Instead, store them on a shelf.
The crisper drawer will be an environment that is too humid for the mushrooms.
Another tip is to avoid storing the mushrooms near other foods that have strong odors and flavors, as this will affect the taste of the mushrooms once you’re ready to eat them.
How long do cooked mushrooms last in the freezer?
Freezing is the best way to keep cooked mushrooms edible for as long as possible.
Keep in mind that the longer you freeze them, the more likely it will be that your mushrooms change slightly in flavor or texture (even if they have not gone bad).
The basic rule of thumb is that mushrooms will last for 10-12 months if stored in the freezer.
If you’re planning to freeze your mushrooms, the optimal strategy is to cook them first.
You will want to wash and cut your mushrooms, then either steam or pan-fry them.
After cooking, make sure to drain the mushrooms to avoid excess moisture — this will make them spoil more quickly.
Put the cooked mushrooms in a resealable container, then place them in the freezer (ideally with the date of cooking on the outside of the package).
This video provides a good visual breakdown of a few different ways to cook mushrooms prior to freezing them.
How do you know if cooked mushrooms have gone bad?

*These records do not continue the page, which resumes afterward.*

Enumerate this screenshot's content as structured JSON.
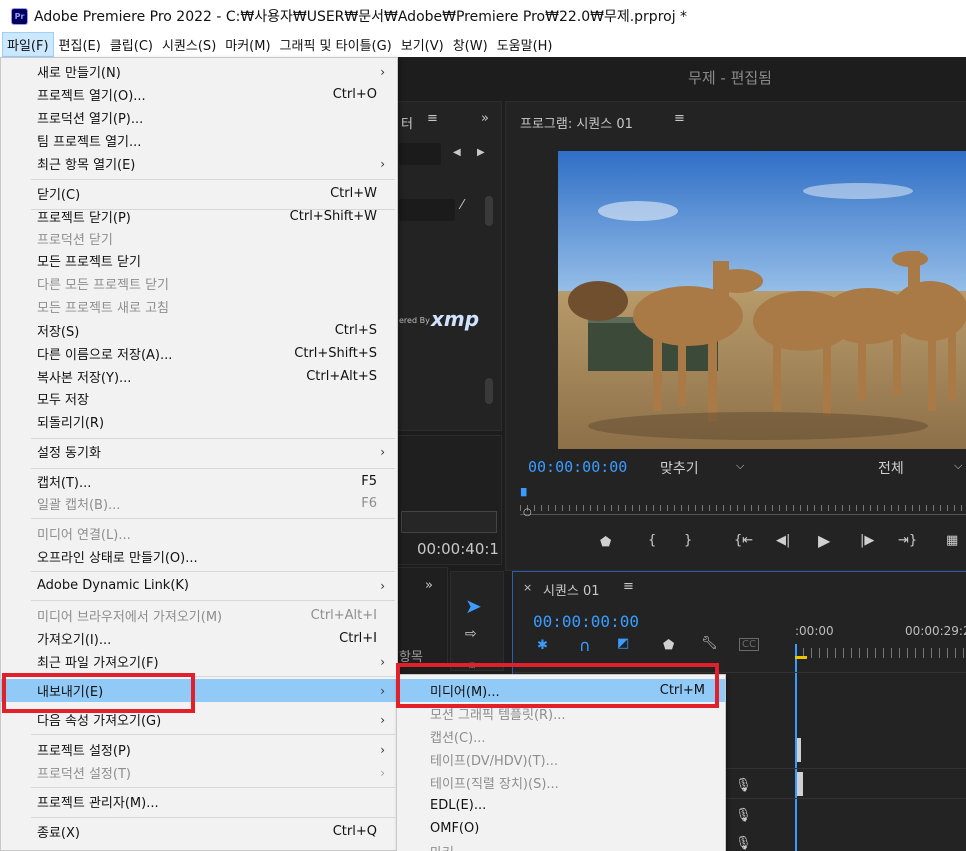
{
  "window": {
    "title": "Adobe Premiere Pro 2022 - C:₩사용자₩USER₩문서₩Adobe₩Premiere Pro₩22.0₩무제.prproj *",
    "logo": "Pr"
  },
  "menubar": [
    "파일(F)",
    "편집(E)",
    "클립(C)",
    "시퀀스(S)",
    "마커(M)",
    "그래픽 및 타이틀(G)",
    "보기(V)",
    "창(W)",
    "도움말(H)"
  ],
  "workspace_title": "무제 - 편집됨",
  "project_panel": {
    "tab_fragment": "터",
    "xmp_prefix": "ered By",
    "xmp_logo": "xmp",
    "timecode": "00:00:40:1"
  },
  "program_monitor": {
    "title": "프로그램: 시퀀스 01",
    "timecode": "00:00:00:00",
    "fit": "맞추기",
    "resolution": "전체"
  },
  "tools_panel": {
    "items_label": "항목"
  },
  "timeline": {
    "title": "시퀀스 01",
    "timecode": "00:00:00:00",
    "ruler_start": ":00:00",
    "ruler_end": "00:00:29:2"
  },
  "file_menu": [
    {
      "label": "새로 만들기(N)",
      "shortcut": "",
      "submenu": true,
      "disabled": false
    },
    {
      "label": "프로젝트 열기(O)...",
      "shortcut": "Ctrl+O",
      "submenu": false,
      "disabled": false
    },
    {
      "label": "프로덕션 열기(P)...",
      "shortcut": "",
      "submenu": false,
      "disabled": false
    },
    {
      "label": "팀 프로젝트 열기...",
      "shortcut": "",
      "submenu": false,
      "disabled": false
    },
    {
      "label": "최근 항목 열기(E)",
      "shortcut": "",
      "submenu": true,
      "disabled": false
    },
    {
      "label": "닫기(C)",
      "shortcut": "Ctrl+W",
      "submenu": false,
      "disabled": false
    },
    {
      "label": "프로젝트 닫기(P)",
      "shortcut": "Ctrl+Shift+W",
      "submenu": false,
      "disabled": false
    },
    {
      "label": "프로덕션 닫기",
      "shortcut": "",
      "submenu": false,
      "disabled": true
    },
    {
      "label": "모든 프로젝트 닫기",
      "shortcut": "",
      "submenu": false,
      "disabled": false
    },
    {
      "label": "다른 모든 프로젝트 닫기",
      "shortcut": "",
      "submenu": false,
      "disabled": true
    },
    {
      "label": "모든 프로젝트 새로 고침",
      "shortcut": "",
      "submenu": false,
      "disabled": true
    },
    {
      "label": "저장(S)",
      "shortcut": "Ctrl+S",
      "submenu": false,
      "disabled": false
    },
    {
      "label": "다른 이름으로 저장(A)...",
      "shortcut": "Ctrl+Shift+S",
      "submenu": false,
      "disabled": false
    },
    {
      "label": "복사본 저장(Y)...",
      "shortcut": "Ctrl+Alt+S",
      "submenu": false,
      "disabled": false
    },
    {
      "label": "모두 저장",
      "shortcut": "",
      "submenu": false,
      "disabled": false
    },
    {
      "label": "되돌리기(R)",
      "shortcut": "",
      "submenu": false,
      "disabled": false
    },
    {
      "label": "설정 동기화",
      "shortcut": "",
      "submenu": true,
      "disabled": false
    },
    {
      "label": "캡처(T)...",
      "shortcut": "F5",
      "submenu": false,
      "disabled": false
    },
    {
      "label": "일괄 캡처(B)...",
      "shortcut": "F6",
      "submenu": false,
      "disabled": true
    },
    {
      "label": "미디어 연결(L)...",
      "shortcut": "",
      "submenu": false,
      "disabled": true
    },
    {
      "label": "오프라인 상태로 만들기(O)...",
      "shortcut": "",
      "submenu": false,
      "disabled": false
    },
    {
      "label": "Adobe Dynamic Link(K)",
      "shortcut": "",
      "submenu": true,
      "disabled": false
    },
    {
      "label": "미디어 브라우저에서 가져오기(M)",
      "shortcut": "Ctrl+Alt+I",
      "submenu": false,
      "disabled": true
    },
    {
      "label": "가져오기(I)...",
      "shortcut": "Ctrl+I",
      "submenu": false,
      "disabled": false
    },
    {
      "label": "최근 파일 가져오기(F)",
      "shortcut": "",
      "submenu": true,
      "disabled": false
    },
    {
      "label": "내보내기(E)",
      "shortcut": "",
      "submenu": true,
      "disabled": false,
      "highlighted": true
    },
    {
      "label": "다음 속성 가져오기(G)",
      "shortcut": "",
      "submenu": true,
      "disabled": false
    },
    {
      "label": "프로젝트 설정(P)",
      "shortcut": "",
      "submenu": true,
      "disabled": false
    },
    {
      "label": "프로덕션 설정(T)",
      "shortcut": "",
      "submenu": true,
      "disabled": true
    },
    {
      "label": "프로젝트 관리자(M)...",
      "shortcut": "",
      "submenu": false,
      "disabled": false
    },
    {
      "label": "종료(X)",
      "shortcut": "Ctrl+Q",
      "submenu": false,
      "disabled": false
    }
  ],
  "export_menu": [
    {
      "label": "미디어(M)...",
      "shortcut": "Ctrl+M",
      "disabled": false,
      "highlighted": true
    },
    {
      "label": "모션 그래픽 템플릿(R)...",
      "shortcut": "",
      "disabled": true
    },
    {
      "label": "캡션(C)...",
      "shortcut": "",
      "disabled": true
    },
    {
      "label": "테이프(DV/HDV)(T)...",
      "shortcut": "",
      "disabled": true
    },
    {
      "label": "테이프(직렬 장치)(S)...",
      "shortcut": "",
      "disabled": true
    },
    {
      "label": "EDL(E)...",
      "shortcut": "",
      "disabled": false
    },
    {
      "label": "OMF(O)",
      "shortcut": "",
      "disabled": false
    },
    {
      "label": "마커",
      "shortcut": "",
      "disabled": true
    }
  ],
  "colors": {
    "accent_red": "#e0202a",
    "menu_highlight": "#91c9f7",
    "timecode_blue": "#3a9cff"
  }
}
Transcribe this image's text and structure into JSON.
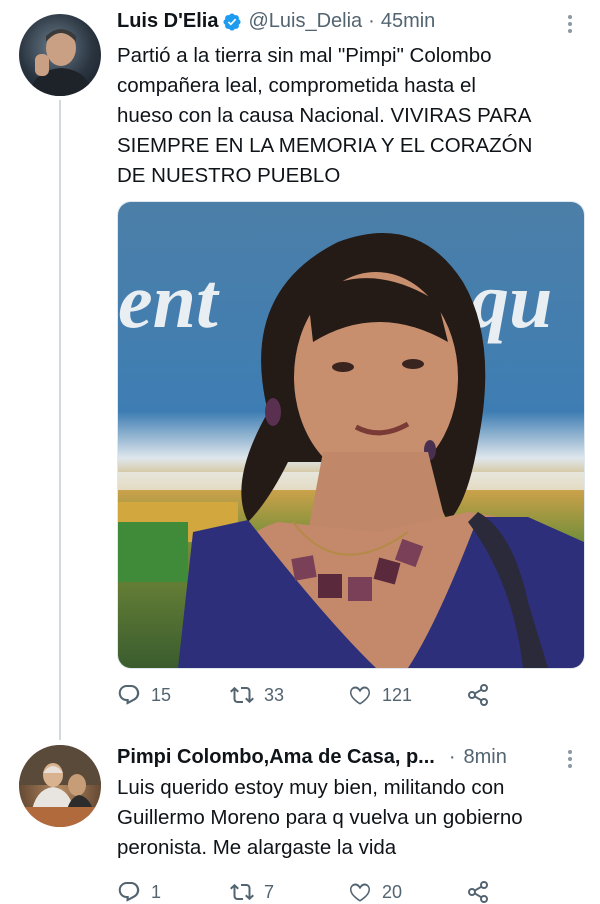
{
  "tweets": [
    {
      "display_name": "Luis D'Elia",
      "handle": "@Luis_Delia",
      "separator": "·",
      "time": "45min",
      "text": "Partió a la tierra sin mal \"Pimpi\" Colombo\ncompañera leal, comprometida hasta el\nhueso con la causa Nacional. VIVIRAS PARA\nSIEMPRE EN LA MEMORIA Y EL CORAZÓN\nDE NUESTRO PUEBLO",
      "banner_text_1": "ent",
      "banner_text_2": "qu",
      "replies": "15",
      "retweets": "33",
      "likes": "121"
    },
    {
      "display_name": "Pimpi Colombo,Ama de Casa, p...",
      "separator": "·",
      "time": "8min",
      "text": "Luis querido estoy muy bien, militando con\nGuillermo Moreno para q vuelva un gobierno\nperonista. Me alargaste la vida",
      "replies": "1",
      "retweets": "7",
      "likes": "20"
    }
  ],
  "colors": {
    "verified": "#1d9bf0",
    "secondary_text": "#536471",
    "thread_line": "#cfd9de"
  },
  "icons": [
    "verified-badge-icon",
    "more-options-icon",
    "reply-icon",
    "retweet-icon",
    "like-icon",
    "share-icon"
  ]
}
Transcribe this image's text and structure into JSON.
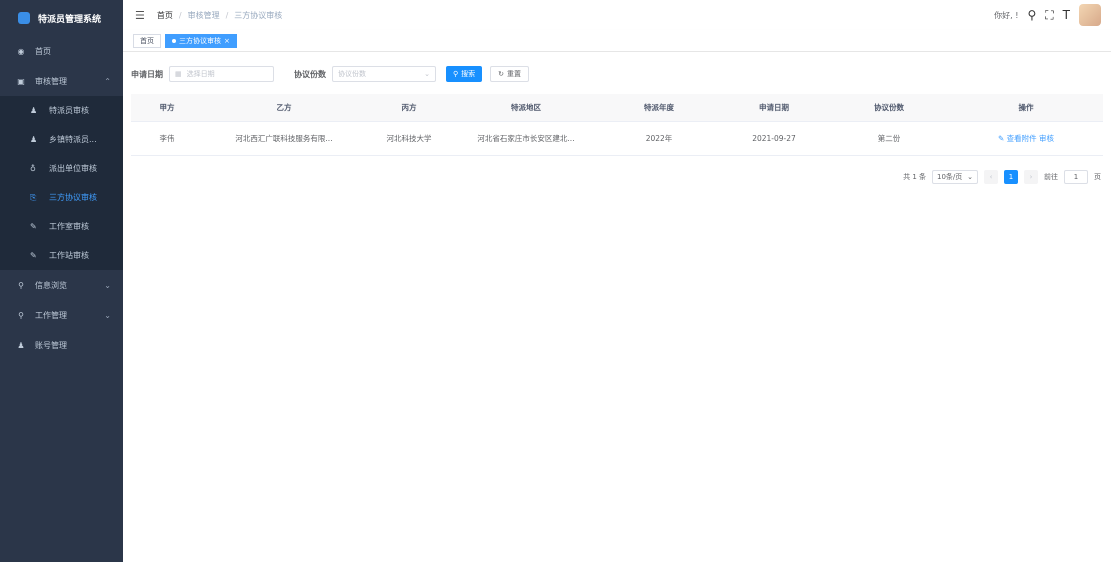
{
  "app": {
    "title": "特派员管理系统"
  },
  "sidebar": {
    "items": [
      {
        "label": "首页",
        "icon": "dashboard-icon"
      },
      {
        "label": "审核管理",
        "icon": "audit-icon",
        "arrow": "⌃"
      },
      {
        "label": "信息浏览",
        "icon": "browse-icon",
        "arrow": "⌄"
      },
      {
        "label": "工作管理",
        "icon": "work-icon",
        "arrow": "⌄"
      },
      {
        "label": "账号管理",
        "icon": "user-icon"
      }
    ],
    "sub_items": [
      {
        "label": "特派员审核",
        "icon": "user-icon"
      },
      {
        "label": "乡镇特派员...",
        "icon": "user-icon"
      },
      {
        "label": "派出单位审核",
        "icon": "org-icon"
      },
      {
        "label": "三方协议审核",
        "icon": "doc-icon"
      },
      {
        "label": "工作室审核",
        "icon": "edit-icon"
      },
      {
        "label": "工作站审核",
        "icon": "edit-icon"
      }
    ]
  },
  "header": {
    "breadcrumb": [
      "首页",
      "审核管理",
      "三方协议审核"
    ],
    "greeting": "你好, !"
  },
  "tags": {
    "home": "首页",
    "active": "三方协议审核"
  },
  "search": {
    "date_label": "申请日期",
    "date_placeholder": "选择日期",
    "copies_label": "协议份数",
    "copies_placeholder": "协议份数",
    "search_btn": "搜索",
    "reset_btn": "重置"
  },
  "table": {
    "headers": [
      "甲方",
      "乙方",
      "丙方",
      "特派地区",
      "特派年度",
      "申请日期",
      "协议份数",
      "操作"
    ],
    "rows": [
      {
        "party_a": "李伟",
        "party_b": "河北西汇广联科技服务有限...",
        "party_c": "河北科技大学",
        "region": "河北省石家庄市长安区建北...",
        "year": "2022年",
        "date": "2021-09-27",
        "copies": "第二份",
        "view": "查看附件",
        "audit": "审核"
      }
    ]
  },
  "pagination": {
    "total": "共 1 条",
    "page_size": "10条/页",
    "current": "1",
    "goto_label": "前往",
    "goto_value": "1",
    "page_suffix": "页"
  },
  "colors": {
    "sidebar_bg": "#2b3649",
    "accent": "#409eff",
    "primary_btn": "#1890ff"
  }
}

It will be fairly obvious if mushrooms have gone bad.
There will be changes to the smell, texture, and look of the mushrooms that will clearly tell you that they have started to rot.
Eating spoiled mushrooms could cause digestive upset (I.e., nausea, vomiting, diarrhea, abdominal cramps, or pain), due to the overgrowth of pathogenic microbes that have begun to take over the mushrooms.
But if you’re paying attention, you should be able to use your own five senses and avoid eating mushrooms that have spoiled to the point of making you sick.
First, spoiled mushrooms will develop an unpleasant smell.
It’s hard to describe this smell in writing, but you will know it when you smell it.
Fresh mushrooms should naturally have an earthy odor, almost akin to dirt (this makes sense if you think about where mushrooms grow!).
Next, spoiled mushrooms will have a marked change in texture.
They will start to feel slimy on the outer surface.
Remember — mushrooms are typically about 90% water, so they soak up moisture like a sponge — there shouldn’t be excess moisture or slime collecting on the outside of the mushrooms.
This is a sign of potential bacterial overgrowth.
Finally, there will be a change to the mushrooms’ appearance that tips you off to its freshness, or lack thereof.
When mushrooms start to look bruised or spotty or start to get soft, this is a sign that the spoiling process has begun.
At this point, if the mushrooms have yet to develop a rotting smell or a slimy feel, you can probably go ahead and cook the mushrooms and eat them anyway.
Can cooked mushrooms be frozen?
Yes, you can freeze cooked mushrooms to help them last longer.
Frozen mushrooms should last for 10-12 months.
Once your mushrooms are cooked, you will want to drain the leftover liquid and allow the mushrooms to dry off.
Then you can put them in an airtight, sealable container and store them in the freezer.
You can also freeze raw mushrooms if you’ve bought so many that you won’t be able to eat them all before they spoil.
One principle to keep in mind when freezing fresh mushrooms is that they will spoil faster if there is more surface area, so you will want to avoid slicing the mushrooms before freezing them, if at all possible.
I’m Chris Watson & the Founder of EatForLonger.com. I’m a food and wellbeing enthusiast researching and sharing foodstuffs and simple food-based concepts, such as fasting and clean eating.
I hope it inspires you to make tiny changes to what you eat and when you eat while optimizing your healthspan and all-around well-being.
Read more About Me here.